Robbins defines power as one’s capacity to influence the behavior of another so that he or she can act in accordance with one’s wishes (Robbins, 2009). From the comparative study of many organizational behavior scholars, it is almost a general agreement that power refer to capacity of an individual to influence the behavior of others so that they act in a way they would not otherwise do. From the case study of corporation A, there are different illustrations of types of power that every employee uses to influence others.
In the case study of corporation A different employees respond to several kinds of power sources. The first source of power is the reward power. Robbins (2009) observes that people comply with the wishes or directives of others just because such loyalties are paid back by positive benefits to them. The marketing manager in Corporation A uses the influence of yearly reward to entice employees to work harder. The effect of this power can be seen in the Employee 1’s work habit. He strives to work long hours a day and also to spend his weekends in the office in order to receive a large bonus at the end of the year, from the expected high rating in the yearly evaluation.
However, the employee 1 can be seen as reacting to the coercive power that is brought about by the fear of not being able to afford his planned vacation without the bonus. As noted by Robbins (2009), people react to the coercive power out of fear of the negative outcomes of their failure to comply with the requirements. Employee 1’s hard work is therefore just but a reaction to the coercive power indirectly held by the management through the yearly bonus based on the performance appraisal.
Employee 2 on other hand demonstrates an expert based power by which he is able to influence the accounting manager to compress his work hours.

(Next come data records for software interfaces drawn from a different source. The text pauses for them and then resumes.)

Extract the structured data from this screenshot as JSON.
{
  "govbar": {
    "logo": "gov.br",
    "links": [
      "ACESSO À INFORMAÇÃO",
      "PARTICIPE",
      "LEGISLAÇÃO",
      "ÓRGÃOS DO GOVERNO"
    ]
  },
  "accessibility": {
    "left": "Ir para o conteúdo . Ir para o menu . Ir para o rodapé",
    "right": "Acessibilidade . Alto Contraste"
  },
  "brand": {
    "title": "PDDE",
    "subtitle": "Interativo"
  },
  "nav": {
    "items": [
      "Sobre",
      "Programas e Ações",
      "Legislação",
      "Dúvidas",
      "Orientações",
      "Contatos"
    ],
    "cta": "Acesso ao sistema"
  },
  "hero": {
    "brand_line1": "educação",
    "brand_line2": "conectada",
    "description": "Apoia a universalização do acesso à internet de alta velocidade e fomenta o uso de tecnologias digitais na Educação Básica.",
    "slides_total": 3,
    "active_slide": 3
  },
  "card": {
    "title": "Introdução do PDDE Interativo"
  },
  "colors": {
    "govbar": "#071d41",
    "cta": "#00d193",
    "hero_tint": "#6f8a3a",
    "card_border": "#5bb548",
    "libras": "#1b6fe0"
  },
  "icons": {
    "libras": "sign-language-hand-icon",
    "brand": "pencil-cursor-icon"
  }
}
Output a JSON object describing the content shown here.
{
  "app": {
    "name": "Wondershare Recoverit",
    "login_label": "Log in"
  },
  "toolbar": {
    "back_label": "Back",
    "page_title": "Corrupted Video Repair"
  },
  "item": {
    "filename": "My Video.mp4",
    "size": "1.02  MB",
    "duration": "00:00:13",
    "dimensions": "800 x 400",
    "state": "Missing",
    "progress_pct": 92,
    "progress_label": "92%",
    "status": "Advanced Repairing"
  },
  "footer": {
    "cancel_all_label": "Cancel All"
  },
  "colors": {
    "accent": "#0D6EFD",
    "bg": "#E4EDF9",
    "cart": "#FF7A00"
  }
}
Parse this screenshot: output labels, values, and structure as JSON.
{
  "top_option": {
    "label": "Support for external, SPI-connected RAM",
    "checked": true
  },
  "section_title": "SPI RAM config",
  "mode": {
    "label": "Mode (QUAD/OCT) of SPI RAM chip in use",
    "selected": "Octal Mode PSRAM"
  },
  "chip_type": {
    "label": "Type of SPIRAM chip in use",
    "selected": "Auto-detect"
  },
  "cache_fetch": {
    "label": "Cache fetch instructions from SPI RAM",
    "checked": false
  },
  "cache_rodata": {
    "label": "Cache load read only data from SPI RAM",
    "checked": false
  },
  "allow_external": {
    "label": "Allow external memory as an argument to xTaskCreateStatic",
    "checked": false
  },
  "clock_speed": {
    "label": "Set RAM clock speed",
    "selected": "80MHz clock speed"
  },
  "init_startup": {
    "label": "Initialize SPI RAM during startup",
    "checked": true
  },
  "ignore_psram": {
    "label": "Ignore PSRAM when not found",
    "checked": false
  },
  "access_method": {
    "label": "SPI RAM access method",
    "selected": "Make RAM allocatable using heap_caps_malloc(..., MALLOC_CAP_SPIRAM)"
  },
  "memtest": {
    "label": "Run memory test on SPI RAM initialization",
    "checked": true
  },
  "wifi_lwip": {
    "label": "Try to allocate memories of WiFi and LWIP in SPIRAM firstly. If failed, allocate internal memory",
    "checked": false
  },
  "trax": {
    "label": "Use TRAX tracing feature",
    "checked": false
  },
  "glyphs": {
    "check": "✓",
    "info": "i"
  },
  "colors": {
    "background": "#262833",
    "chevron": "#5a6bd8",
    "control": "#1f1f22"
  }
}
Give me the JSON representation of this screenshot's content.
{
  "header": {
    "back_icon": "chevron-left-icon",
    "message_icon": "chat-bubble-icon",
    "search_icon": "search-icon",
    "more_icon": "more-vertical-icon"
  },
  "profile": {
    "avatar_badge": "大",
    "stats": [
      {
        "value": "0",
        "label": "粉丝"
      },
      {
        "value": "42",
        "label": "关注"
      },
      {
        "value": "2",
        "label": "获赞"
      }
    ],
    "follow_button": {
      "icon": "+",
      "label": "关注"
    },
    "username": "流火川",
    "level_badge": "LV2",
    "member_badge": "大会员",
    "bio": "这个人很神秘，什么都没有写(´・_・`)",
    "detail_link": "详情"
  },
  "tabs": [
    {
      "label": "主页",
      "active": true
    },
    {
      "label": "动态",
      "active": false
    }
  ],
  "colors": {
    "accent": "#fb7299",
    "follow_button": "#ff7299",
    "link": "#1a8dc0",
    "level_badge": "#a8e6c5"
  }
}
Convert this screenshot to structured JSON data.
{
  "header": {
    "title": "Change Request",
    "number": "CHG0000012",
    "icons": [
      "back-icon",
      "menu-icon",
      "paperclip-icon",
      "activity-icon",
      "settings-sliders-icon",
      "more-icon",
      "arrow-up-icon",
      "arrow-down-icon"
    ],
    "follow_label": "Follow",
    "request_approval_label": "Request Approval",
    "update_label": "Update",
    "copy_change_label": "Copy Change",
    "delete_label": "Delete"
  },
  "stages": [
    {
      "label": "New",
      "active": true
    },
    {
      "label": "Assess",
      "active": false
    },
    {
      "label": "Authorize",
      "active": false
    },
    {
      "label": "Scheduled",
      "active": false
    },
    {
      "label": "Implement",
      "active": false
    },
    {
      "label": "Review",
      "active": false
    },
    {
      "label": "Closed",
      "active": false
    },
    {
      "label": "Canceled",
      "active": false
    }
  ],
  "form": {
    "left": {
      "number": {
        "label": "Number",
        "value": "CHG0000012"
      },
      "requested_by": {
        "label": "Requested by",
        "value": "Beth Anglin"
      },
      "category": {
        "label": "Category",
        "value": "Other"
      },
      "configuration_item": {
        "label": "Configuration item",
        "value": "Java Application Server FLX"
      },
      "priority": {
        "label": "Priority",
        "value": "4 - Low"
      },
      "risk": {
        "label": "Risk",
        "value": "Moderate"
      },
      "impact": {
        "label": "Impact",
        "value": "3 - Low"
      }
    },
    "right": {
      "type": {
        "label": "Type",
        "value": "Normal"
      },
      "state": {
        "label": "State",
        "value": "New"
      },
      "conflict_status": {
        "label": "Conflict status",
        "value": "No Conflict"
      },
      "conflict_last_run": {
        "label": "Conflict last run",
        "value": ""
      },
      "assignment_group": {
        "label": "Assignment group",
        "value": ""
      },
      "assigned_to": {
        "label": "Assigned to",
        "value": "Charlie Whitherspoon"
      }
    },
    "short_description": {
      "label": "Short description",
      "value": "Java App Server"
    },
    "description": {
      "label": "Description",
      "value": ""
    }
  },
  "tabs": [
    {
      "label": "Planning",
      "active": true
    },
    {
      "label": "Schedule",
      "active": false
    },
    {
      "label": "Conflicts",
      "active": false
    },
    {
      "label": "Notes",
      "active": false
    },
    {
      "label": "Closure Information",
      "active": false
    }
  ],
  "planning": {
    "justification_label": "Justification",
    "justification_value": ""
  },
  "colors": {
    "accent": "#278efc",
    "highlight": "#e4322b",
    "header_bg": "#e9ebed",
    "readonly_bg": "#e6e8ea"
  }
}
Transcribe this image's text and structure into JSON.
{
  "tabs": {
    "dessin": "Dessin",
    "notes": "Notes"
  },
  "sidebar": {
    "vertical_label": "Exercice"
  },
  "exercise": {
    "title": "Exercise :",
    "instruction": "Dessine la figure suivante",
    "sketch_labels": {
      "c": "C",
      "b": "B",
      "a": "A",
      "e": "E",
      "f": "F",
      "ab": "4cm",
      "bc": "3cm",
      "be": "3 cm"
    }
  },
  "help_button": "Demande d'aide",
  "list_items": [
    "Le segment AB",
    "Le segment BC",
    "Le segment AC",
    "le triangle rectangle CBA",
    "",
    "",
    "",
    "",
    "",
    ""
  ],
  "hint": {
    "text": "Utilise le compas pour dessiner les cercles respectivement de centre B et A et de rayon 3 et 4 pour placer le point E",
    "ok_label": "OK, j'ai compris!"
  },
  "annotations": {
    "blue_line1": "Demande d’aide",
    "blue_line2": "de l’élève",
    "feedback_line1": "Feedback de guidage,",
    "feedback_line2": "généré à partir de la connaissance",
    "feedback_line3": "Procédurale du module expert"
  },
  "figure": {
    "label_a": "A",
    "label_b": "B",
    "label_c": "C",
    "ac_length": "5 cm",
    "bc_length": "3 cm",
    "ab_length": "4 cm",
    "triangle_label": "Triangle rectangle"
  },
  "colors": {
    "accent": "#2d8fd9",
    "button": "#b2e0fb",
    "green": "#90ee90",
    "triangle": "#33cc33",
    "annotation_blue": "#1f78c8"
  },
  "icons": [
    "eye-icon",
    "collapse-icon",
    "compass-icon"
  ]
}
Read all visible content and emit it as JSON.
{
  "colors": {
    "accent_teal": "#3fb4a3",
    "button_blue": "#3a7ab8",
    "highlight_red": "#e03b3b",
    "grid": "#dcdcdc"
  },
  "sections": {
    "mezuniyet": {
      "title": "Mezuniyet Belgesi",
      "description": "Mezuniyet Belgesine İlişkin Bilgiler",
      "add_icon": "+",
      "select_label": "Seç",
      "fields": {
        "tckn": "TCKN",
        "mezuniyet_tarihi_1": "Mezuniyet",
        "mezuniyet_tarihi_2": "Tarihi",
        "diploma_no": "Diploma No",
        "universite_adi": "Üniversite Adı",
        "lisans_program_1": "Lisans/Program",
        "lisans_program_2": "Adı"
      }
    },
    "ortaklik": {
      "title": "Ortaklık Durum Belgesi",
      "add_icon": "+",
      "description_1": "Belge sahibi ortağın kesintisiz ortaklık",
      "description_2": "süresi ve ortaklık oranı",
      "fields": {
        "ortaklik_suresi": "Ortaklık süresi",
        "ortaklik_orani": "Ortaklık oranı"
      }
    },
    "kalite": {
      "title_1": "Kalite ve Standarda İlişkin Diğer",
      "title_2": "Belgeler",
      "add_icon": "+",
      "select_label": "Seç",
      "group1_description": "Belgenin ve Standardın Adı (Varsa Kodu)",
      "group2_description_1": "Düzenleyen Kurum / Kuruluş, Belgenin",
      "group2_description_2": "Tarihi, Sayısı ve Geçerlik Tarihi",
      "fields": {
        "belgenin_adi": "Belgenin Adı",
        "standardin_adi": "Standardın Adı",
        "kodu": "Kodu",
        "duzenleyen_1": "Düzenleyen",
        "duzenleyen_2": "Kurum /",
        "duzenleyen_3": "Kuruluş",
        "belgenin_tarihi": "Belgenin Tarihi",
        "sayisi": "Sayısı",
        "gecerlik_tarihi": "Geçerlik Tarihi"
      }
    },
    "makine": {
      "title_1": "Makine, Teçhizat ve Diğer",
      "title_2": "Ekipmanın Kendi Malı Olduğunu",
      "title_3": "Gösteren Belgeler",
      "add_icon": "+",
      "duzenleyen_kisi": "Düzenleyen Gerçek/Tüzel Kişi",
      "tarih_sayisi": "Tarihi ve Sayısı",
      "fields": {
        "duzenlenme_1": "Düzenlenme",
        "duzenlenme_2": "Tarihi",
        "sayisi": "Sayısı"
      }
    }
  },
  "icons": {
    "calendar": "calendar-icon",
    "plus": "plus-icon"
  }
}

According to Ricketts, possession of knowledge or expertise in a particular area leads to expert or knowledge power (Ricketts, 2009). Due to the common belief that knowledge is power, Employee 2 takes advantage of the lack of another qualified accountant to prepare the company’s financial statements to negotiate his ways to the shortened working hours per week.
Consequently, the accounting manager displays his formal powers to create a different work schedule for the employee 2. Formal power, also known as positional position, is the power based on an individual’s position is the organization’s hierarchy (Daft, 1998). Both the accounting and the marketing managers have been formally given the authority to oversee the operations in the two departments. This authority has therefore empowered them to make decisions, coerce and reward employees in the respective departments.
The marketing manager uses his formal powers to remind the employees to work beyond the normal working hours per week in order to receive a better bonus at the end of the year. This is an indirect application of the manager’s reward and coercive powers. The positive minded employees would then see the yearly bonus as an enticement to work harder while the negative minded employees would as well be coerced in to working hard by their fear of not receiving the yearly bonus and low rating during end year appraisal.
Finally, the relatively new employee 3 displays referent power. Referent power referred to as one of the personal powers based on an individual’s identification as one with desirable resources or personal traits (Daft, 1998). Employee 3, in the case study of corporation A enjoys this power as a result of winning the respect and admiration of his fellow employees, who are relatively older and experienced in the corporation’s operations.